For quite a while I've held the view that most current approaches to Web search are fundamentally flawed, because the best way to find something is not to lose it in the first place. But as the companies invested in search gradually get smarter in their use of person- and (to a lesser extent) thing-oriented data, rather than just word association (football) search results seem increasingly more focused. Google's approach in particular has grown increasingly like the model put forward in the Semantic Web initiative. Recently with G+ we see a big push to capture and exploit data associated with personal profiles (the FOAF domain) and brands (the GoodRelations domain, although maybe there's a role for an additional brand- rather than product-oriented vocab). With Rich Snippets and Schema.org there's a direct use of semweb technology (in a slightly mangled form - One True Ontology is a well-known antipattern to anyone that bothers to look at the literature).
In fact the "Your World" part of Search plus Your World (SPYW) can be seen as a reinvention of the most important part of Semantic Web technology, that of giving everything of significance a URL: people, places, things, concepts. Given that, you can start describing and leveraging relationships between those resources. To use a phrase I think originated around microformats, it's lower-case semantic web. Ok, behind the quality glitz of G+ profiles and pages this seems to have been done in a rather sloppy, ad hoc fashion, but that in itself is fine - whatever it takes. But where Google get it very wrong is by putting themselves at the heart of their system. Not only is semantic in lower-case, so is web. If you do a search with SPYW enabled, you're pointed straight back into the Google Empire. They are making themselves gatekeepers of the Web. Although there aren't any concrete entry barriers to this walled garden, by only signposting Google's footpaths in search results it's creating a system with the same characteristics as say AOL around 2000. From Google search being a vital accessory on the open Web, it's increasingly becoming a portal.
There is already a visible cost in practice to Google's echo chamber - if you want to re-find something one of your colleagues said the other day, sure SPYW is helpful. But if you're trying to do some original research, you don't want to be searching with Your World blinkers on - an engine without those preconceptions such as DuckDuckGo will be more useful
This strategy I'd assert is doomed to failure for the same reason AOL's walled garden collapsed, to use another phrase I like to repeat, because no matter how big any single entity becomes, the rest of the Web will always be bigger. The focus on the user/Don't Be Evil thing is absolutely right to highlight the value of non-Google resources, although it does fall short by suggesting that the rest of the Web is just a handful of other companies [G+ link] i.e. Twitter, Facebook etc. Google's own long-term survival as a market leader is absolutely dependent on their respect of the Web at large.

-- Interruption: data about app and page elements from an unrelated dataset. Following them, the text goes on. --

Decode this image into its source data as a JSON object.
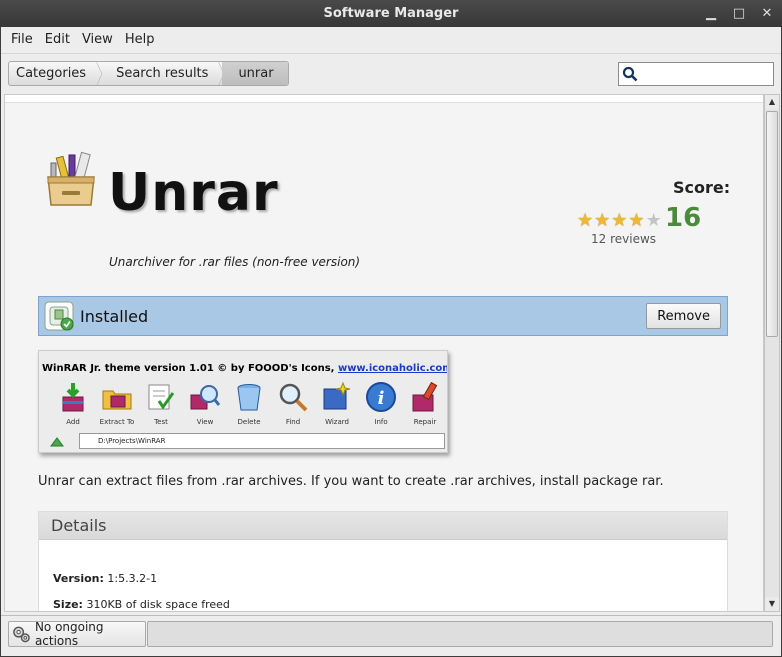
{
  "window": {
    "title": "Software Manager",
    "minimize": "▁",
    "maximize": "□",
    "close": "✕"
  },
  "menu": [
    "File",
    "Edit",
    "View",
    "Help"
  ],
  "breadcrumb": [
    "Categories",
    "Search results",
    "unrar"
  ],
  "search": {
    "value": "",
    "placeholder": ""
  },
  "app": {
    "name": "Unrar",
    "subtitle": "Unarchiver for .rar files (non-free version)",
    "score_label": "Score:",
    "score": "16",
    "rating": 4,
    "rating_max": 5,
    "reviews": "12 reviews",
    "description": "Unrar can extract files from .rar archives. If you want to create .rar archives, install package rar."
  },
  "install": {
    "status": "Installed",
    "button": "Remove"
  },
  "screenshot": {
    "title_prefix": "WinRAR Jr. theme version 1.01 © by FOOOD's Icons, ",
    "title_link": "www.iconaholic.com",
    "tools": [
      "Add",
      "Extract To",
      "Test",
      "View",
      "Delete",
      "Find",
      "Wizard",
      "Info",
      "Repair"
    ],
    "path": "D:\\Projects\\WinRAR"
  },
  "details": {
    "heading": "Details",
    "version_label": "Version:",
    "version": "1:5.3.2-1",
    "size_label": "Size:",
    "size": "310KB of disk space freed"
  },
  "status": {
    "text": "No ongoing actions"
  },
  "colors": {
    "installed_bar": "#a8c8e6",
    "score": "#4a8a3a",
    "star": "#f0b63a"
  }
}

So what should Google do? Re-read Steve Yegge's awesome rant [G+ link] for starters. Especially the bits about Platforms. G+ and Your World should be considered in this context - as a semantic (any case) Web (upper case) Platform. For example, while Google's pages appear to be aimed at providing the canonical URLs for concepts (...lower-case). But there's already an excellent source of such URLs : Wikipedia. In itself Wikipedia only provides URLs of documents who's primary topic is the thing in question, but dbPedia is a well-established mapping based on best practices from thing identifiers to Wikipedia pages (e.g. <http://dbpedia.org/resource/Berlin> foaf:isPrimaryTopicOf <http://en.wikipedia.org/wiki/Berlin> . ). If a handful of students from obscure north-European universities (heh, sorry, just for the sake of contrast), with a little community support can create and maintain - give the world - a service supporting all the concepts/things covered by Wikipedia, imagine what the mighty Google could achieve...
To give a little example in the context of Personal Profiles, if I publish my definitive personal profile on my own domain (note Google already understands all the elements of this) then for queries for which "me" is the appropriate response, that page should be the first hit, not my G+ profile.
Another factor in the walled nature of G+ is the limited API. I'm sure features will be added to this in the near future, but I hope (probably unrealistically) they will use proper standards and follow known best practices. Going further into over-optimistic territory, I'll quote Tom Gruber (in an interview talking about how Siri works) :
A site that exposes RDF usually has an API that is easy to deal with, which makes our life easier. For instance, we use geonames.org as one of our geospatial information sources. It is a full-on Semantic Web endpoint, and that makes it easy to deal with. The more the API declares its data model, the more automated we can make our coupling to it.
What should we (as users and components of the Web) do? Well, basically what we're already doing...but trying not to be distracted by shiny things and keeping an eye on the long term - standards are good. When we publish data on the Web we need to consider the quality of the data first (i.e. make it 5 Star), seeing it as purely Google-fodder is missing the point.
Comments please [Google+ link, the irony is not lost on me :)]